[Exercise data]
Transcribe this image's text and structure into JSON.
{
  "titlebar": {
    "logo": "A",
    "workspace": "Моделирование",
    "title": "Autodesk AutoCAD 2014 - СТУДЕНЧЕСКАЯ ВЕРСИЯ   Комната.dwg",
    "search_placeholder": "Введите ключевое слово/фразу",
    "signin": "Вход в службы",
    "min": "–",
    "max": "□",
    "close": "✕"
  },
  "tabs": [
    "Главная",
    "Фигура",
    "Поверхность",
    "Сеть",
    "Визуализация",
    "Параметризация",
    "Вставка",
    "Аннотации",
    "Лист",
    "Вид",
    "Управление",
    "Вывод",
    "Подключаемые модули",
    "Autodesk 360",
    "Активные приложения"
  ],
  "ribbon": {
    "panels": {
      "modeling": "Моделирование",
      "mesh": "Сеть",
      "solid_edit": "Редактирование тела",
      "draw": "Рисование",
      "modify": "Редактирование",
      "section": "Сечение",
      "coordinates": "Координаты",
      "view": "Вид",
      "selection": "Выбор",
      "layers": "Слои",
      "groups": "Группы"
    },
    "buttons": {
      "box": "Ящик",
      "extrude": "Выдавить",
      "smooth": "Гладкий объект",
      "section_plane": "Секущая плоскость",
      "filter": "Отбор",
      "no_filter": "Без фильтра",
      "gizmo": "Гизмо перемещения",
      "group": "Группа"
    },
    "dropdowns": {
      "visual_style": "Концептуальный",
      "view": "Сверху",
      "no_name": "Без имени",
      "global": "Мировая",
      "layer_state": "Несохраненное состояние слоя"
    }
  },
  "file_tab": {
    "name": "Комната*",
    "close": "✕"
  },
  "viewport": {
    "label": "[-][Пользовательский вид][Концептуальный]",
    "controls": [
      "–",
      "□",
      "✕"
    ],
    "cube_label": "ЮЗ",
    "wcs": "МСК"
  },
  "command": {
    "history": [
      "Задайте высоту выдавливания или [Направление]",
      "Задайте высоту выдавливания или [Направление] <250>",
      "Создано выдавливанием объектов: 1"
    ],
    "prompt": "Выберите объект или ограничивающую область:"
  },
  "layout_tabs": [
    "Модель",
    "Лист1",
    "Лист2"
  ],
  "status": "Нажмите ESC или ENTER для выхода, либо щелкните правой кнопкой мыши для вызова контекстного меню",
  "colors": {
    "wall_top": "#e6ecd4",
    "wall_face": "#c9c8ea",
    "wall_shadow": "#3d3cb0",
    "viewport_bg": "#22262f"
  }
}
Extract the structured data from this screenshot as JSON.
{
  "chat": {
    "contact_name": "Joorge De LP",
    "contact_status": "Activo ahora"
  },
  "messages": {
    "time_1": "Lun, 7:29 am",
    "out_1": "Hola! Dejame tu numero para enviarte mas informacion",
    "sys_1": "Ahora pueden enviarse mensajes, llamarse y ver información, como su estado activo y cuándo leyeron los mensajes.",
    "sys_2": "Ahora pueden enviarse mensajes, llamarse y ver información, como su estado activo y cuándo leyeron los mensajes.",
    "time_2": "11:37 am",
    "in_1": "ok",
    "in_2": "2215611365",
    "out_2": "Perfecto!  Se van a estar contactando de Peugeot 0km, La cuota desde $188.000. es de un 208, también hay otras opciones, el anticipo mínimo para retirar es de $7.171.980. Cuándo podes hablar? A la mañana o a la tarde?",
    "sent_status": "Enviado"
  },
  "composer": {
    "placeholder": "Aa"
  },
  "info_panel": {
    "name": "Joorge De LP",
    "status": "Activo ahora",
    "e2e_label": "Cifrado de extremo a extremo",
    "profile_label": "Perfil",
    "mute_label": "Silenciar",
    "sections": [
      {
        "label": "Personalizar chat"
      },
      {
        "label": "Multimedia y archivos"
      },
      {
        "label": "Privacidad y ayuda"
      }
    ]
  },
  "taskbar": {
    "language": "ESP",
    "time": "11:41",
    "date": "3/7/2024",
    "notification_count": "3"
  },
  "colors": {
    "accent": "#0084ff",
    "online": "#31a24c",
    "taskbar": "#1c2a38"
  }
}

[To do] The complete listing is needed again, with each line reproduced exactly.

[Output of the task]
Transcribe this image's text and structure into JSON.
{
  "titlebar": {
    "logo": "A",
    "workspace": "Моделирование",
    "title": "Autodesk AutoCAD 2014 - СТУДЕНЧЕСКАЯ ВЕРСИЯ   Комната.dwg",
    "search_placeholder": "Введите ключевое слово/фразу",
    "signin": "Вход в службы",
    "min": "–",
    "max": "□",
    "close": "✕"
  },
  "tabs": [
    "Главная",
    "Фигура",
    "Поверхность",
    "Сеть",
    "Визуализация",
    "Параметризация",
    "Вставка",
    "Аннотации",
    "Лист",
    "Вид",
    "Управление",
    "Вывод",
    "Подключаемые модули",
    "Autodesk 360",
    "Активные приложения"
  ],
  "ribbon": {
    "panels": {
      "modeling": "Моделирование",
      "mesh": "Сеть",
      "solid_edit": "Редактирование тела",
      "draw": "Рисование",
      "modify": "Редактирование",
      "section": "Сечение",
      "coordinates": "Координаты",
      "view": "Вид",
      "selection": "Выбор",
      "layers": "Слои",
      "groups": "Группы"
    },
    "buttons": {
      "box": "Ящик",
      "extrude": "Выдавить",
      "smooth": "Гладкий объект",
      "section_plane": "Секущая плоскость",
      "filter": "Отбор",
      "no_filter": "Без фильтра",
      "gizmo": "Гизмо перемещения",
      "group": "Группа"
    },
    "dropdowns": {
      "visual_style": "Концептуальный",
      "view": "Сверху",
      "no_name": "Без имени",
      "global": "Мировая",
      "layer_state": "Несохраненное состояние слоя"
    }
  },
  "file_tab": {
    "name": "Комната*",
    "close": "✕"
  },
  "viewport": {
    "label": "[-][Пользовательский вид][Концептуальный]",
    "controls": [
      "–",
      "□",
      "✕"
    ],
    "cube_label": "ЮЗ",
    "wcs": "МСК"
  },
  "command": {
    "history": [
      "Задайте высоту выдавливания или [Направление]",
      "Задайте высоту выдавливания или [Направление] <250>",
      "Создано выдавливанием объектов: 1"
    ],
    "prompt": "Выберите объект или ограничивающую область:"
  },
  "layout_tabs": [
    "Модель",
    "Лист1",
    "Лист2"
  ],
  "status": "Нажмите ESC или ENTER для выхода, либо щелкните правой кнопкой мыши для вызова контекстного меню",
  "colors": {
    "wall_top": "#e6ecd4",
    "wall_face": "#c9c8ea",
    "wall_shadow": "#3d3cb0",
    "viewport_bg": "#22262f"
  }
}
Extract the structured data from this screenshot as JSON.
{
  "chat": {
    "contact_name": "Joorge De LP",
    "contact_status": "Activo ahora"
  },
  "messages": {
    "time_1": "Lun, 7:29 am",
    "out_1": "Hola! Dejame tu numero para enviarte mas informacion",
    "sys_1": "Ahora pueden enviarse mensajes, llamarse y ver información, como su estado activo y cuándo leyeron los mensajes.",
    "sys_2": "Ahora pueden enviarse mensajes, llamarse y ver información, como su estado activo y cuándo leyeron los mensajes.",
    "time_2": "11:37 am",
    "in_1": "ok",
    "in_2": "2215611365",
    "out_2": "Perfecto!  Se van a estar contactando de Peugeot 0km, La cuota desde $188.000. es de un 208, también hay otras opciones, el anticipo mínimo para retirar es de $7.171.980. Cuándo podes hablar? A la mañana o a la tarde?",
    "sent_status": "Enviado"
  },
  "composer": {
    "placeholder": "Aa"
  },
  "info_panel": {
    "name": "Joorge De LP",
    "status": "Activo ahora",
    "e2e_label": "Cifrado de extremo a extremo",
    "profile_label": "Perfil",
    "mute_label": "Silenciar",
    "sections": [
      {
        "label": "Personalizar chat"
      },
      {
        "label": "Multimedia y archivos"
      },
      {
        "label": "Privacidad y ayuda"
      }
    ]
  },
  "taskbar": {
    "language": "ESP",
    "time": "11:41",
    "date": "3/7/2024",
    "notification_count": "3"
  },
  "colors": {
    "accent": "#0084ff",
    "online": "#31a24c",
    "taskbar": "#1c2a38"
  }
}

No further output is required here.